*EXERCISE OBJECTIVE*:
Read the data, and whenever a line holds the word "APARECIDA", report that line.

*RECORDS PROVIDED*:
________________________________________
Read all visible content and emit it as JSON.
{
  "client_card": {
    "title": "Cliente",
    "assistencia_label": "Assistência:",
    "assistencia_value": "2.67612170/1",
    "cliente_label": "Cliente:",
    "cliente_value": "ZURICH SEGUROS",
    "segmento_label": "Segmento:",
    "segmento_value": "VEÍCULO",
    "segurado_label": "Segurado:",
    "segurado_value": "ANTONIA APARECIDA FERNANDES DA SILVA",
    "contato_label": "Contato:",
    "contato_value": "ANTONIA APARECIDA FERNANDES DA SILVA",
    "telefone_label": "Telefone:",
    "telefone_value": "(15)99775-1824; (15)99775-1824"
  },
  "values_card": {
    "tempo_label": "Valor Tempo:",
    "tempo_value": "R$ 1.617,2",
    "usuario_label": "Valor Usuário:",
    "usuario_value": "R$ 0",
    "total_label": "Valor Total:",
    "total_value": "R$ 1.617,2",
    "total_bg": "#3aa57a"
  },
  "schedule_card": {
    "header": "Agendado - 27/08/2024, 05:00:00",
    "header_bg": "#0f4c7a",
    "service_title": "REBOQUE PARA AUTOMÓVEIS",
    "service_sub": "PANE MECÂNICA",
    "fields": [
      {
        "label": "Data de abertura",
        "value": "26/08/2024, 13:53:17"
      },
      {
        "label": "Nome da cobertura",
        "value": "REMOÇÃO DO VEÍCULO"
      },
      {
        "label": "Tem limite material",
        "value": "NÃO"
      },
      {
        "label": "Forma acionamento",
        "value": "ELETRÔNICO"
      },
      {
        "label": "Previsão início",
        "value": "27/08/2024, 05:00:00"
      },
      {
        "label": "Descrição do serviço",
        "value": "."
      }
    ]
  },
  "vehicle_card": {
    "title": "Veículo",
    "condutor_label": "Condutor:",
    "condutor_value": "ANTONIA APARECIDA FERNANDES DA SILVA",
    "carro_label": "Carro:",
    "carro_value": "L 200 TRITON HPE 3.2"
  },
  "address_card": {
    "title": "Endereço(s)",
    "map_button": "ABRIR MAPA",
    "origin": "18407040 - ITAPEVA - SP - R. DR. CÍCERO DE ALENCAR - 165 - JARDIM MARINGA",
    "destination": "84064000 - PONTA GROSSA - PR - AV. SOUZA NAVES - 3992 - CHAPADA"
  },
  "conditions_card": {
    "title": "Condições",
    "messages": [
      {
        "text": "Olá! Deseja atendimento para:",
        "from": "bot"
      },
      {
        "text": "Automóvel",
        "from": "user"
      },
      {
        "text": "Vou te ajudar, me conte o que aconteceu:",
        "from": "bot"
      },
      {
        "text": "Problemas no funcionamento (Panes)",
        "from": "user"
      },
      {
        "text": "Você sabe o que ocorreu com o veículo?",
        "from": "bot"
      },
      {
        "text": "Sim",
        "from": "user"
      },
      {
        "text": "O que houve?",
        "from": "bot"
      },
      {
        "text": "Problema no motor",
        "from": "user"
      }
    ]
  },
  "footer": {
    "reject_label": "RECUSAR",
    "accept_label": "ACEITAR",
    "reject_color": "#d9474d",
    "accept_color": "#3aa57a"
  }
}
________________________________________
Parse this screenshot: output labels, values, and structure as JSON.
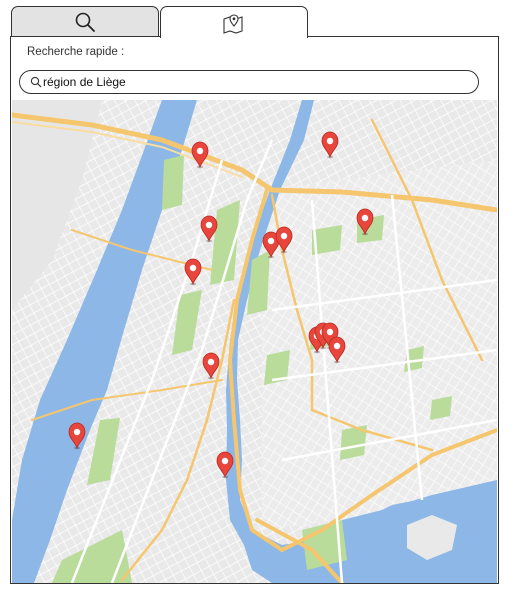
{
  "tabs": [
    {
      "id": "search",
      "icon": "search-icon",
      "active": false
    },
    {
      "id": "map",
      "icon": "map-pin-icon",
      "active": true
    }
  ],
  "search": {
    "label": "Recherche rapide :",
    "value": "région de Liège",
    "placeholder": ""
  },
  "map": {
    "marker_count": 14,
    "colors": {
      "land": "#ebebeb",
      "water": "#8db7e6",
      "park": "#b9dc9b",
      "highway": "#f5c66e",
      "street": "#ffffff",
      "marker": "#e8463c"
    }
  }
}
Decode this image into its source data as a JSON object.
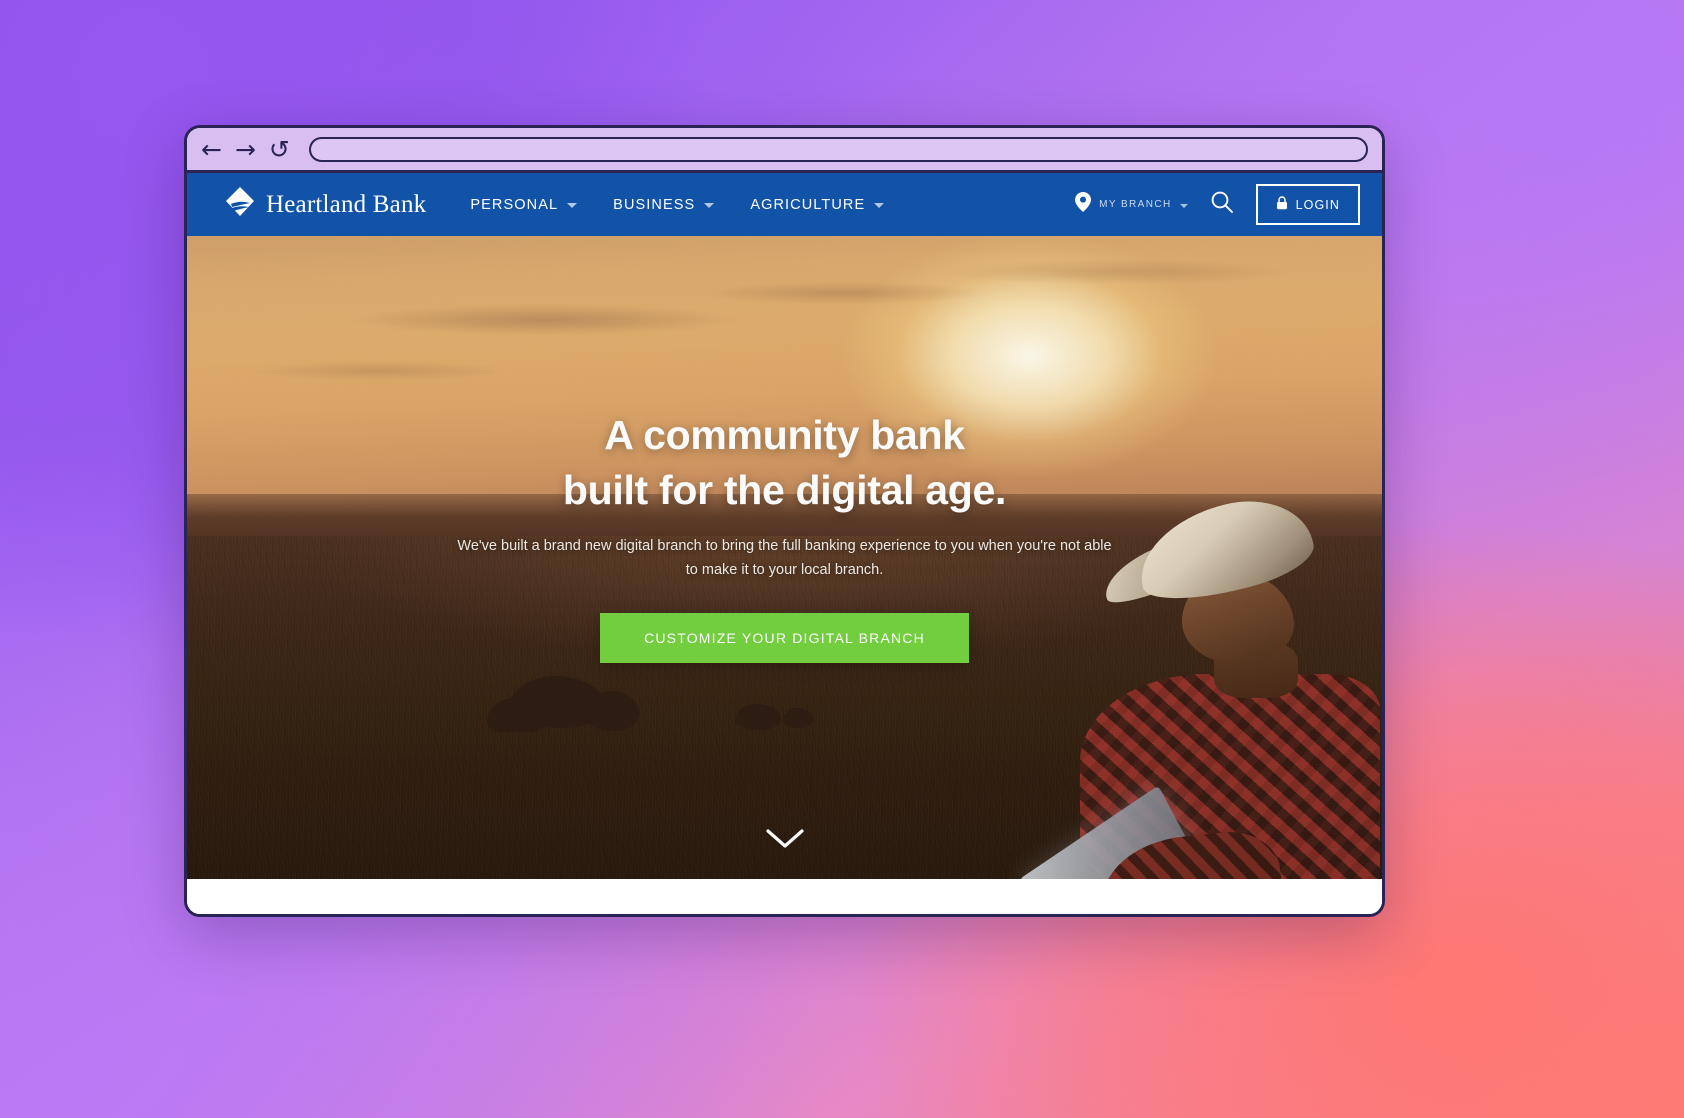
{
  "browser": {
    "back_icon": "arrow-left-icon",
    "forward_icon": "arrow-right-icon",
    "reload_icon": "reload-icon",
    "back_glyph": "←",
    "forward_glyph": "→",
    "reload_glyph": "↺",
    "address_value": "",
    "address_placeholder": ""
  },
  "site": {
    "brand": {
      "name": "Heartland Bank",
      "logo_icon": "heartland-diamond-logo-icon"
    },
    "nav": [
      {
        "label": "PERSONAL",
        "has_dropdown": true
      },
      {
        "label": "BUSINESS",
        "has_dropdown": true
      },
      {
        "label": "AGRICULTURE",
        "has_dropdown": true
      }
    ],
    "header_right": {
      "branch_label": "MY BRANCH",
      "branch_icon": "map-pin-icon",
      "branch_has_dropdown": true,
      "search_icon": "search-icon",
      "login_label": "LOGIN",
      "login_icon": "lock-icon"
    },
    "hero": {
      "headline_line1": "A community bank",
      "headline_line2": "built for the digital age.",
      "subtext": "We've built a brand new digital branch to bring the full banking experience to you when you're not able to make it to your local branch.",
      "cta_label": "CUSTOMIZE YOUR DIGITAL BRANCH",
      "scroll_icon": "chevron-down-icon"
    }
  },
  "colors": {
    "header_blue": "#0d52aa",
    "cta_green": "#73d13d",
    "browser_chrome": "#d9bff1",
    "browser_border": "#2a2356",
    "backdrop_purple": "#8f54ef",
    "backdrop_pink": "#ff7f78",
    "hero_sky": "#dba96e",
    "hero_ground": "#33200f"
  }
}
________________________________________
*EXERCISE ANSWER*:
    "segurado_value": "ANTONIA APARECIDA FERNANDES DA SILVA",
    "contato_value": "ANTONIA APARECIDA FERNANDES DA SILVA",
    "condutor_value": "ANTONIA APARECIDA FERNANDES DA SILVA",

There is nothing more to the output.